    The disc itself fits inside a regular Blu-ray case that fits into the metallic embossed slipcase packaging alongside a couple of other bits and pieces – a collection of photographs and production art on some post cards, an iron on patch, a promotional flyer for an upcoming book of photography shot on the set of the movie, and a lenticular card that, if you wiggle just right, shows Bruce doing his thing with his nunchaku!

    The Final Word:

    Warner Brothers has really rolled out the red carpet for this one. Enter The Dragon has never looked or sounded better than it does on this release and the new supplements help to round out an already extensive collection of supplements. A top notch release in every way you’d want it to be and a shining moment in the history of action films and the legacy of Bruce Lee.

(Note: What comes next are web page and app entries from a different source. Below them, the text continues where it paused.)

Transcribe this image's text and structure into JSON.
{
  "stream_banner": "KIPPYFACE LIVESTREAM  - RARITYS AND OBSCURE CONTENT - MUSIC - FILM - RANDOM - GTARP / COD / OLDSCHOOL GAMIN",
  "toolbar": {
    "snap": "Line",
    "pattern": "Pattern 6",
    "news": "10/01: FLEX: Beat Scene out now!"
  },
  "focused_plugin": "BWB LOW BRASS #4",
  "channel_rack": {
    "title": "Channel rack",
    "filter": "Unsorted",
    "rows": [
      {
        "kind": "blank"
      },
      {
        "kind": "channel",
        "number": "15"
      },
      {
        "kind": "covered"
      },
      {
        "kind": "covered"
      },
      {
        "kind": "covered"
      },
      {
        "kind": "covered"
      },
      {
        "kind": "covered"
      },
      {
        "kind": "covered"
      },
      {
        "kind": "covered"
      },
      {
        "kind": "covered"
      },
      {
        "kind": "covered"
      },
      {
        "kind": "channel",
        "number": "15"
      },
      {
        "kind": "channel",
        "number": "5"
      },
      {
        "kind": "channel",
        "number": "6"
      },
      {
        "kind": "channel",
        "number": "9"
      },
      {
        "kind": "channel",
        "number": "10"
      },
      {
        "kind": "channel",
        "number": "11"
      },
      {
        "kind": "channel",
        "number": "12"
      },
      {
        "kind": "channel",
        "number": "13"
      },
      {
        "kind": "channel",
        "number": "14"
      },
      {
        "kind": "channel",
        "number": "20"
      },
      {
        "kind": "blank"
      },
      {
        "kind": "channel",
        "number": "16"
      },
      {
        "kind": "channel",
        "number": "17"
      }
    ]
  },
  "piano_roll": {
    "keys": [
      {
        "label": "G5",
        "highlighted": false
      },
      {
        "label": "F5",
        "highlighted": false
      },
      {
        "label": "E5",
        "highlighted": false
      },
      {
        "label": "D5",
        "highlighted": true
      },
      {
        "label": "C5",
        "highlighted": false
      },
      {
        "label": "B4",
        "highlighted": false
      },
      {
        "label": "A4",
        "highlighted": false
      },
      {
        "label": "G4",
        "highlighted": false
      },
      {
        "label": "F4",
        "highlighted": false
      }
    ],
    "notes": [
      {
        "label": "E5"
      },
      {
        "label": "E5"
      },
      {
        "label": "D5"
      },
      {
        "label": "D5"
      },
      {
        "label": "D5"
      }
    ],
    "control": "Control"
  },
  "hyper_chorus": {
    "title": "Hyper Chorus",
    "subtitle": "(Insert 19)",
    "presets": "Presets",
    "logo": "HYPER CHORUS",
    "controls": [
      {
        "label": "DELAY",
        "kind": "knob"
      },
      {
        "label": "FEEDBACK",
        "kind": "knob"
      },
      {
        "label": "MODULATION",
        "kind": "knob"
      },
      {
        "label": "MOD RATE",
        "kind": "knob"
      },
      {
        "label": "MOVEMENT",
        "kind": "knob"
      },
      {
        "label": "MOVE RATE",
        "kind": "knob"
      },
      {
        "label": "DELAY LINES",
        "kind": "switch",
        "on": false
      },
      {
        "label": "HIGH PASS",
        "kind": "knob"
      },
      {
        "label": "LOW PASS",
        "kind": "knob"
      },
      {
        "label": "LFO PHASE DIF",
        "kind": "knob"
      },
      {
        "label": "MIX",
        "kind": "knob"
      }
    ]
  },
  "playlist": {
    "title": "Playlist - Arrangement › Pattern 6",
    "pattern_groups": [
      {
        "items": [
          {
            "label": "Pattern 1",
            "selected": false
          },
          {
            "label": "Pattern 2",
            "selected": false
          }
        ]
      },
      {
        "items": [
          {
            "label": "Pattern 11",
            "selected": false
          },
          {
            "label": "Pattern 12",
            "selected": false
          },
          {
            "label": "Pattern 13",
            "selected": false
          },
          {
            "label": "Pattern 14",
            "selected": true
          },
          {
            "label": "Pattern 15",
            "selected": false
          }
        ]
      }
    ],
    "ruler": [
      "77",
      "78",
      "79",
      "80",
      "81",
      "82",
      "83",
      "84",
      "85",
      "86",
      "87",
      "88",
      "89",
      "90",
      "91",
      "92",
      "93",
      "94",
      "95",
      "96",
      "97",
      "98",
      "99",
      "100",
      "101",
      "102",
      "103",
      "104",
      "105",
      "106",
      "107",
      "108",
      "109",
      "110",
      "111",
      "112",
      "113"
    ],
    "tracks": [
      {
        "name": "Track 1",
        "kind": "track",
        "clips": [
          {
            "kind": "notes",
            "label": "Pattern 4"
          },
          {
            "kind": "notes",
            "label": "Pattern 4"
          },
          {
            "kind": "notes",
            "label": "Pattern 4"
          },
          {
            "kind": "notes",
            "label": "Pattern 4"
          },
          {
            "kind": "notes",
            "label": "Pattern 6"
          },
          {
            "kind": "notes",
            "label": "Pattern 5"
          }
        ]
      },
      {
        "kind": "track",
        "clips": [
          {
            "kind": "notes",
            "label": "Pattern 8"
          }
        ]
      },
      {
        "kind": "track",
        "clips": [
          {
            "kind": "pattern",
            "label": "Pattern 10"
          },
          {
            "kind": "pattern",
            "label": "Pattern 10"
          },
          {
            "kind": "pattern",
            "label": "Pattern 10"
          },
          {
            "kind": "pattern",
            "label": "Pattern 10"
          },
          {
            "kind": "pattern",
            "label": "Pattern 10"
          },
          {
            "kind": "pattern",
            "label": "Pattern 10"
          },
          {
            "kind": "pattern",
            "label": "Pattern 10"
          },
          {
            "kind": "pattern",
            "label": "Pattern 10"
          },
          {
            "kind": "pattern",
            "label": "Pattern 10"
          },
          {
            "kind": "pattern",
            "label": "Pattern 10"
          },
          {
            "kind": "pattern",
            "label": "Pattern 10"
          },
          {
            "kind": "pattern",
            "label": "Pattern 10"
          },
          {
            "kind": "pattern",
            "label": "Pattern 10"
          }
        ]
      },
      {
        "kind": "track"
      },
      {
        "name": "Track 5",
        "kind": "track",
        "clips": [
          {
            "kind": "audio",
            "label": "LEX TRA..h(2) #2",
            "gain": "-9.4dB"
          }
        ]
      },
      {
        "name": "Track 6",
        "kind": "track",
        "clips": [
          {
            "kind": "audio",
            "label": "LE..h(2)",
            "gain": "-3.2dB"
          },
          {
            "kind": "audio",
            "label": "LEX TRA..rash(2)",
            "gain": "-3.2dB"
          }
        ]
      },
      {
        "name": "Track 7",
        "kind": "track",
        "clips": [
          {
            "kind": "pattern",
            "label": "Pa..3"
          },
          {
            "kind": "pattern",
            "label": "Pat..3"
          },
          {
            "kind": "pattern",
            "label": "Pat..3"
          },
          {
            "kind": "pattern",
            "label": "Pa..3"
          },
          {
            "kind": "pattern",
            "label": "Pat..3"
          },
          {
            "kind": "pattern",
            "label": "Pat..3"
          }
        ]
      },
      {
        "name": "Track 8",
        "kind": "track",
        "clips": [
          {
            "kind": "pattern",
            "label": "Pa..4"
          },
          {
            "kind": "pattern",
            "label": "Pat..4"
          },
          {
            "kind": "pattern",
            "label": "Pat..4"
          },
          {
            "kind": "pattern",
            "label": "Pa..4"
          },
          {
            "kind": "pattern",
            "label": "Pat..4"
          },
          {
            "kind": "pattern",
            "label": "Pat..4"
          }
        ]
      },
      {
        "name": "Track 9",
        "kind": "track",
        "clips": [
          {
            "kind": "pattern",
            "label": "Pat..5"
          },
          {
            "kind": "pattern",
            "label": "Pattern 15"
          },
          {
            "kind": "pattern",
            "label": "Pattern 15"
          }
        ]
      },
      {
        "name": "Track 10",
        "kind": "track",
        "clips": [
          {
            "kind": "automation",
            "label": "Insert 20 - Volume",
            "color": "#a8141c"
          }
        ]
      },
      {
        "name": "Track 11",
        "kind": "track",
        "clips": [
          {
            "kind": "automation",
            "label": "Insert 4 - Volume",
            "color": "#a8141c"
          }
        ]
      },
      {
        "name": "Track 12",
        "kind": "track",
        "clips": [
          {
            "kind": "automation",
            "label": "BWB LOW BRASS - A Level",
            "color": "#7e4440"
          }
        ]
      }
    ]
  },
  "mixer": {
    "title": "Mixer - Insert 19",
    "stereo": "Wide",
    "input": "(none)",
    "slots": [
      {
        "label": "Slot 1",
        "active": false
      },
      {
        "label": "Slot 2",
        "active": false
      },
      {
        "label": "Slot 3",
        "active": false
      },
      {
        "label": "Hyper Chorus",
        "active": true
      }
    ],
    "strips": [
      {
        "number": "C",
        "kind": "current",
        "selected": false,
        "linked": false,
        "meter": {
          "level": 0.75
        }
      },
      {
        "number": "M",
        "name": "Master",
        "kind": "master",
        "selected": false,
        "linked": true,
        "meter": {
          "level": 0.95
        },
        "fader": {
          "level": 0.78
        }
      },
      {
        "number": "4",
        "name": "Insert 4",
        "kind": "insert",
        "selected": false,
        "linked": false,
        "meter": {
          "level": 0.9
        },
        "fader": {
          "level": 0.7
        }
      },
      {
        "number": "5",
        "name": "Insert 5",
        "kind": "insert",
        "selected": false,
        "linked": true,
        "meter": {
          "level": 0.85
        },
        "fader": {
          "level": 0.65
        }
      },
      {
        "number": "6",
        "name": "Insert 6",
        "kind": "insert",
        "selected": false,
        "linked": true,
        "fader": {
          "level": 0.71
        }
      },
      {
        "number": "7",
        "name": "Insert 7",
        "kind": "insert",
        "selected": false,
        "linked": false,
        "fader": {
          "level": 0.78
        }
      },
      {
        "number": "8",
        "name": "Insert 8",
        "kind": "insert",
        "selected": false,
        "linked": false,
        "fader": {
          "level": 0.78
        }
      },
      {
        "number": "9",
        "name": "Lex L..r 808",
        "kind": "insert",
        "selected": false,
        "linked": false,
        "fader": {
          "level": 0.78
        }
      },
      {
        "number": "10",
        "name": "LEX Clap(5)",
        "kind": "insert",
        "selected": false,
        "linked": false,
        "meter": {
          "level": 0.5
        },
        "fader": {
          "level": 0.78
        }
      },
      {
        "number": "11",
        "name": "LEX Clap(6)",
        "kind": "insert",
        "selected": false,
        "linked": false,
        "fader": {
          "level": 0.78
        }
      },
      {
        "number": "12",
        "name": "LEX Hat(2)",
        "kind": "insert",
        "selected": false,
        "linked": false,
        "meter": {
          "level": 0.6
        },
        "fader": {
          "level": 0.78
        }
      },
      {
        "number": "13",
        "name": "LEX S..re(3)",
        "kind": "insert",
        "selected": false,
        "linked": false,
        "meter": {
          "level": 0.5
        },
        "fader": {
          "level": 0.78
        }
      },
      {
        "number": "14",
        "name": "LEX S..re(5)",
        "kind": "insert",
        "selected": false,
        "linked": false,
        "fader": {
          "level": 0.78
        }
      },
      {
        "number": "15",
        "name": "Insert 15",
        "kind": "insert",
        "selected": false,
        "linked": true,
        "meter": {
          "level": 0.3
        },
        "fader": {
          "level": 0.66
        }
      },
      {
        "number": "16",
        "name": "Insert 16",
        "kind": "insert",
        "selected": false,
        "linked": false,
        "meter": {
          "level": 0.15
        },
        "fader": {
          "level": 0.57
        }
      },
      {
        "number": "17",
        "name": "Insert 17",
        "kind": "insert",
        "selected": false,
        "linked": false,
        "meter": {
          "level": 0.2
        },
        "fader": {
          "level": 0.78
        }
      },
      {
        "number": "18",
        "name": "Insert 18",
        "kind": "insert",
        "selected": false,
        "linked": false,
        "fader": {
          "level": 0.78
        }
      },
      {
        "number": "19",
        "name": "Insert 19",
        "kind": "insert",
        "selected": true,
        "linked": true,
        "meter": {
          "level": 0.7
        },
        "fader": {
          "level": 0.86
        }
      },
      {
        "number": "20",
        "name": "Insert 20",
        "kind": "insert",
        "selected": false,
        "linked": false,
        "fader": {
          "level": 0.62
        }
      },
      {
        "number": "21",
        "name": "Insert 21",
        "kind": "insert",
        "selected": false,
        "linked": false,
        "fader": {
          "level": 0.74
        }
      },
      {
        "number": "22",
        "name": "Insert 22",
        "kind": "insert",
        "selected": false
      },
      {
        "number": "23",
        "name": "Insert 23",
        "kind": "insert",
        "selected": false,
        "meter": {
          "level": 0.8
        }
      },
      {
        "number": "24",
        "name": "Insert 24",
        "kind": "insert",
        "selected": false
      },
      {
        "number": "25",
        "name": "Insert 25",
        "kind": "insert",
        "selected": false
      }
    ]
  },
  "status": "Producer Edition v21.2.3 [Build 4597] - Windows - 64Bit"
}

    Click on the images below for full sized Blu-ray screen caps!

    Comments 5 Comments
    1. Mark Tolch's Avatar
      Mark Tolch -
      Wanted to confirm from somebody I knew, this is missing the doc from the old blu, "A Warrior's Journey", correct?
    1. Nolando's Avatar
      Nolando -
      For doing this excellent review, you have our gratitude...
    1. Wally West's Avatar
      Wally West -
      I didn't even realize this already came out! One correction is that the Jackie Chan cameo is towards the end when Lee snaps his neck. The guy who gets kicked in the groin looks a lot like Wilson Tong but I may be wrong.
    1. Horace Cordier's Avatar
      Horace Cordier -
      Quote Originally Posted by Mark Tolch View Post
      Wanted to confirm from somebody I knew, this is missing the doc from the old blu, "A Warrior's Journey", correct?
      "A Warrior's Journey" is NOT on this set. It's only on the first pressing of the Blu from 2007. It actually got dumped when the 2007 Blu was repressed.
    1. Mark Tolch's Avatar
      Mark Tolch -
      Thank you, sir.